Material for this task |
━━━━━━

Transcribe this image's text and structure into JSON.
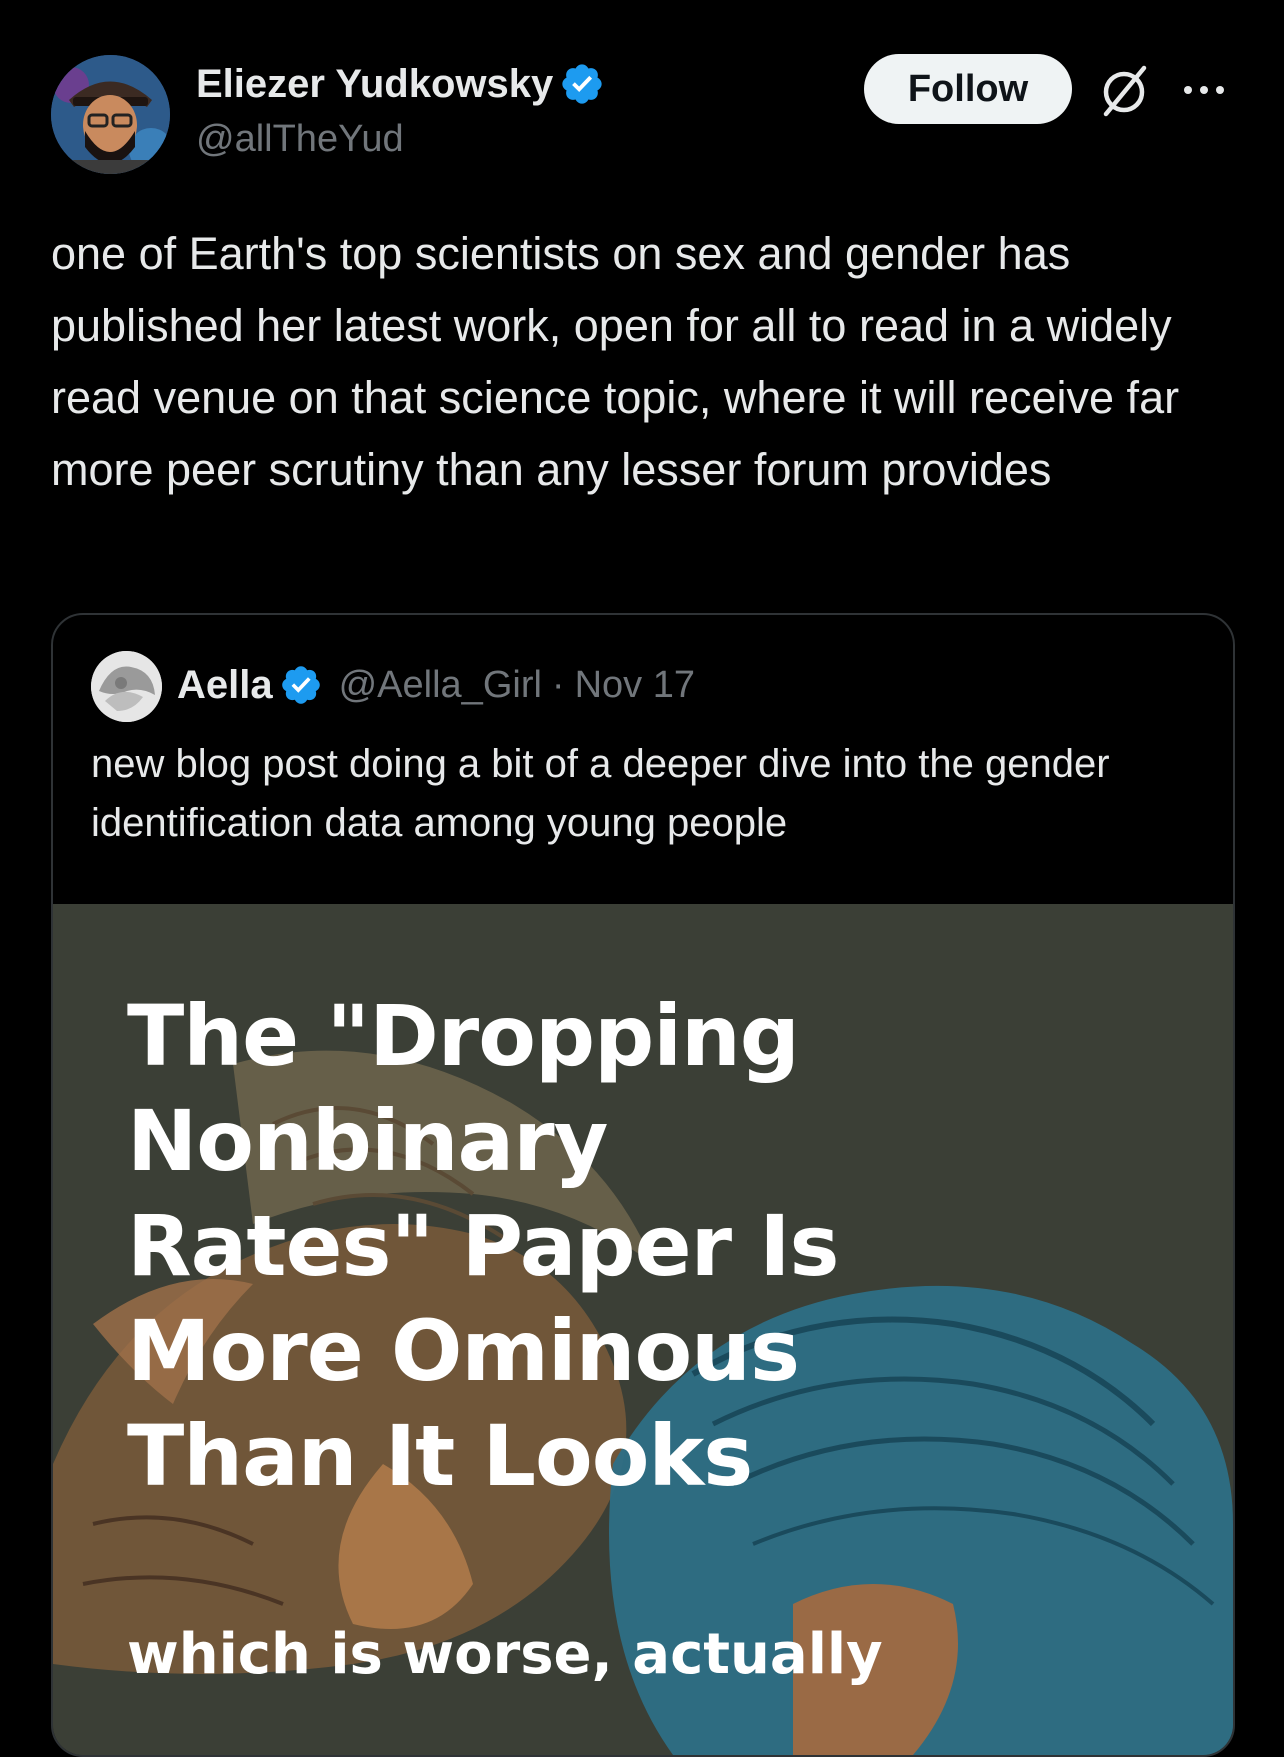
{
  "colors": {
    "background": "#000000",
    "text_primary": "#e7e9ea",
    "text_secondary": "#71767b",
    "verified_blue": "#1d9bf0",
    "follow_button_bg": "#eff3f4",
    "card_border": "#2f3336"
  },
  "tweet": {
    "author": {
      "name": "Eliezer Yudkowsky",
      "handle": "@allTheYud",
      "verified": true
    },
    "follow_label": "Follow",
    "icons": [
      "grok-icon",
      "more-icon"
    ],
    "text": "one of Earth's top scientists on sex and gender has published her latest work, open for all to read in a widely read venue on that science topic, where it will receive far more peer scrutiny than any lesser forum provides"
  },
  "quote": {
    "author": {
      "name": "Aella",
      "handle": "@Aella_Girl",
      "verified": true
    },
    "separator": "·",
    "date": "Nov 17",
    "text": "new blog post doing a bit of a deeper dive into the gender identification data among young people",
    "image": {
      "headline": "The \"Dropping Nonbinary Rates\" Paper Is More Ominous Than It Looks",
      "subhead": "which is worse, actually"
    }
  }
}
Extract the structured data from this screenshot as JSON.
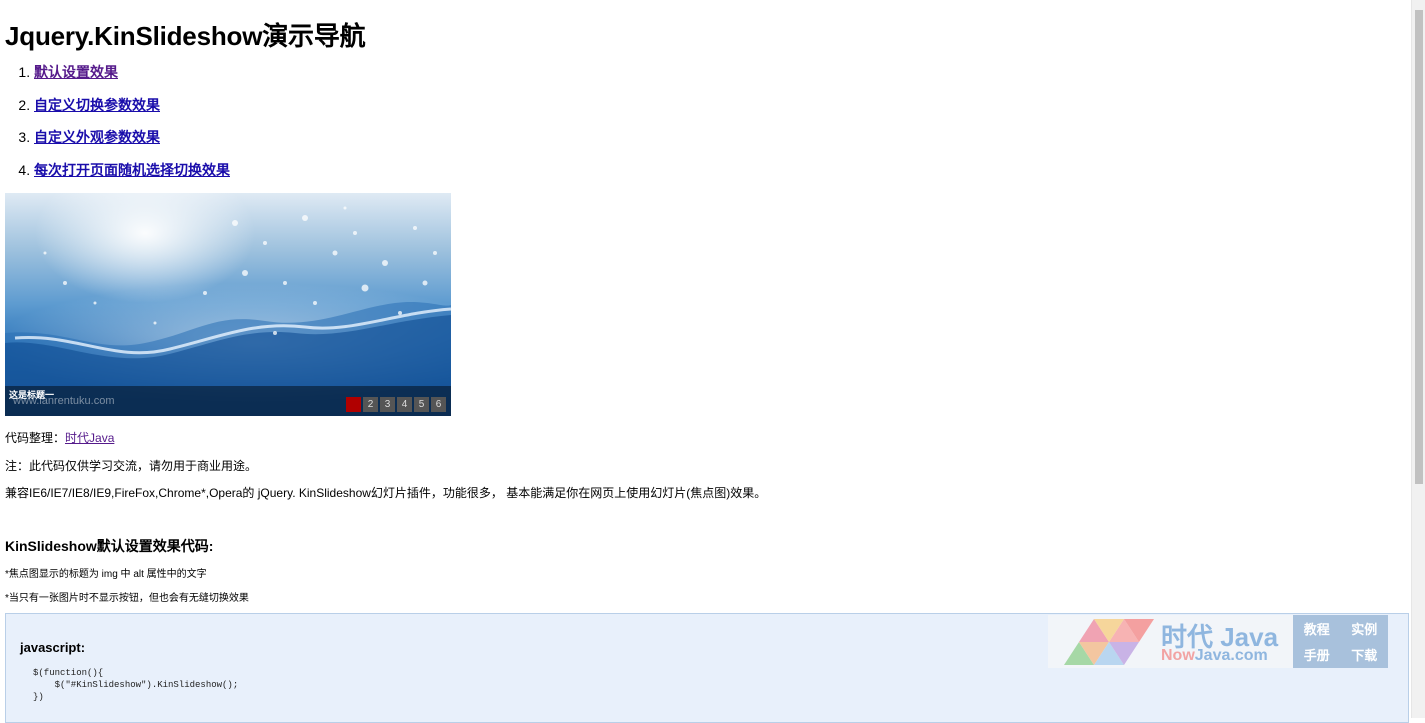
{
  "page": {
    "title": "Jquery.KinSlideshow演示导航"
  },
  "nav": {
    "items": [
      {
        "number": "1.",
        "label": "默认设置效果"
      },
      {
        "number": "2.",
        "label": "自定义切换参数效果"
      },
      {
        "number": "3.",
        "label": "自定义外观参数效果"
      },
      {
        "number": "4.",
        "label": "每次打开页面随机选择切换效果"
      }
    ]
  },
  "slideshow": {
    "caption": "这是标题一",
    "watermark": "www.lanrentuku.com",
    "buttons": [
      "1",
      "2",
      "3",
      "4",
      "5",
      "6"
    ],
    "active_index": 0,
    "active_color": "#b00000"
  },
  "info": {
    "credit_label": "代码整理：",
    "credit_link": "时代Java",
    "note": "注：此代码仅供学习交流，请勿用于商业用途。",
    "compat": "兼容IE6/IE7/IE8/IE9,FireFox,Chrome*,Opera的 jQuery. KinSlideshow幻灯片插件，功能很多， 基本能满足你在网页上使用幻灯片(焦点图)效果。"
  },
  "section": {
    "heading": "KinSlideshow默认设置效果代码:",
    "bullet1": "*焦点图显示的标题为 img 中 alt 属性中的文字",
    "bullet2": "*当只有一张图片时不显示按钮，但也会有无缝切换效果",
    "code_label": "javascript:",
    "code_line1": "$(function(){",
    "code_line2": "    $(\"#KinSlideshow\").KinSlideshow();",
    "code_line3": "})"
  },
  "brand": {
    "name": "时代 Java",
    "url_prefix": "Now",
    "url_rest": "Java.com",
    "links": [
      "教程",
      "实例",
      "手册",
      "下载"
    ]
  }
}
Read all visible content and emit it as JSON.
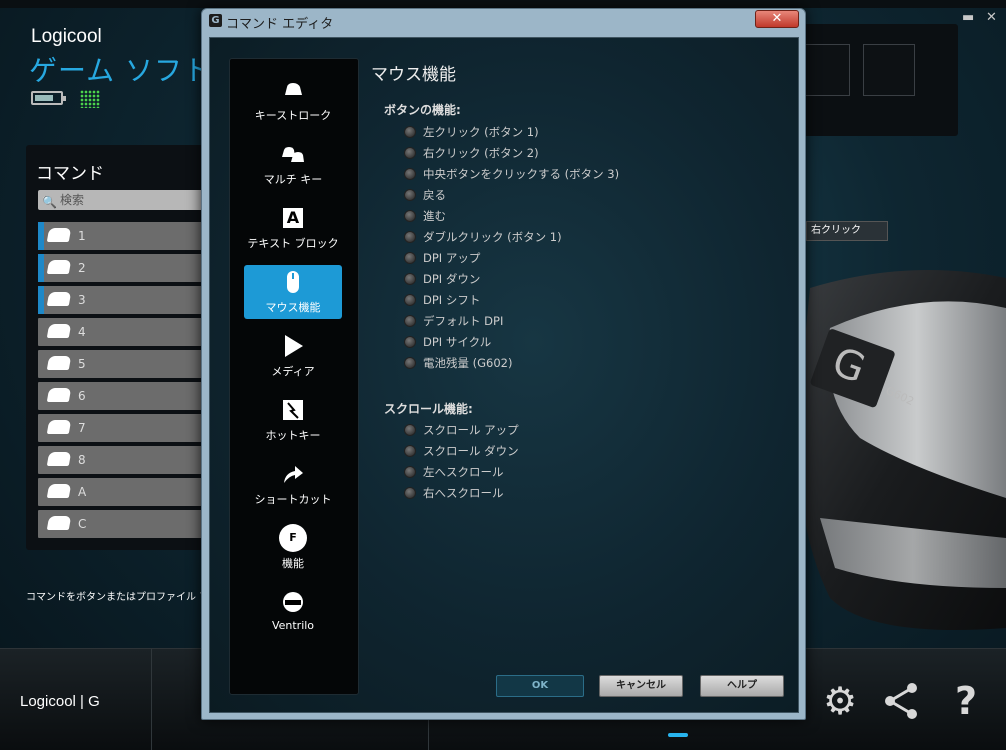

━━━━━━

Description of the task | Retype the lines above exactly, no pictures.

Exercise output |
Transcribe this image's text and structure into JSON.
{
  "colors": {
    "background": "#000000",
    "text_primary": "#e7e9ea",
    "text_secondary": "#71767b",
    "verified_blue": "#1d9bf0",
    "follow_button_bg": "#eff3f4",
    "card_border": "#2f3336"
  },
  "tweet": {
    "author": {
      "name": "Eliezer Yudkowsky",
      "handle": "@allTheYud",
      "verified": true
    },
    "follow_label": "Follow",
    "icons": [
      "grok-icon",
      "more-icon"
    ],
    "text": "one of Earth's top scientists on sex and gender has published her latest work, open for all to read in a widely read venue on that science topic, where it will receive far more peer scrutiny than any lesser forum provides"
  },
  "quote": {
    "author": {
      "name": "Aella",
      "handle": "@Aella_Girl",
      "verified": true
    },
    "separator": "·",
    "date": "Nov 17",
    "text": "new blog post doing a bit of a deeper dive into the gender identification data among young people",
    "image": {
      "headline": "The \"Dropping Nonbinary Rates\" Paper Is More Ominous Than It Looks",
      "subhead": "which is worse, actually"
    }
  }
}
Extract the structured data from this screenshot as JSON.
{
  "page": {
    "title": "Jquery.KinSlideshow演示导航"
  },
  "nav": {
    "items": [
      {
        "number": "1.",
        "label": "默认设置效果"
      },
      {
        "number": "2.",
        "label": "自定义切换参数效果"
      },
      {
        "number": "3.",
        "label": "自定义外观参数效果"
      },
      {
        "number": "4.",
        "label": "每次打开页面随机选择切换效果"
      }
    ]
  },
  "slideshow": {
    "caption": "这是标题一",
    "watermark": "www.lanrentuku.com",
    "buttons": [
      "1",
      "2",
      "3",
      "4",
      "5",
      "6"
    ],
    "active_index": 0,
    "active_color": "#b00000"
  },
  "info": {
    "credit_label": "代码整理：",
    "credit_link": "时代Java",
    "note": "注：此代码仅供学习交流，请勿用于商业用途。",
    "compat": "兼容IE6/IE7/IE8/IE9,FireFox,Chrome*,Opera的 jQuery. KinSlideshow幻灯片插件，功能很多， 基本能满足你在网页上使用幻灯片(焦点图)效果。"
  },
  "section": {
    "heading": "KinSlideshow默认设置效果代码:",
    "bullet1": "*焦点图显示的标题为 img 中 alt 属性中的文字",
    "bullet2": "*当只有一张图片时不显示按钮，但也会有无缝切换效果",
    "code_label": "javascript:",
    "code_line1": "$(function(){",
    "code_line2": "    $(\"#KinSlideshow\").KinSlideshow();",
    "code_line3": "})"
  },
  "brand": {
    "name": "时代 Java",
    "url_prefix": "Now",
    "url_rest": "Java.com",
    "links": [
      "教程",
      "实例",
      "手册",
      "下载"
    ]
  }
}
Read all visible content and emit it as JSON.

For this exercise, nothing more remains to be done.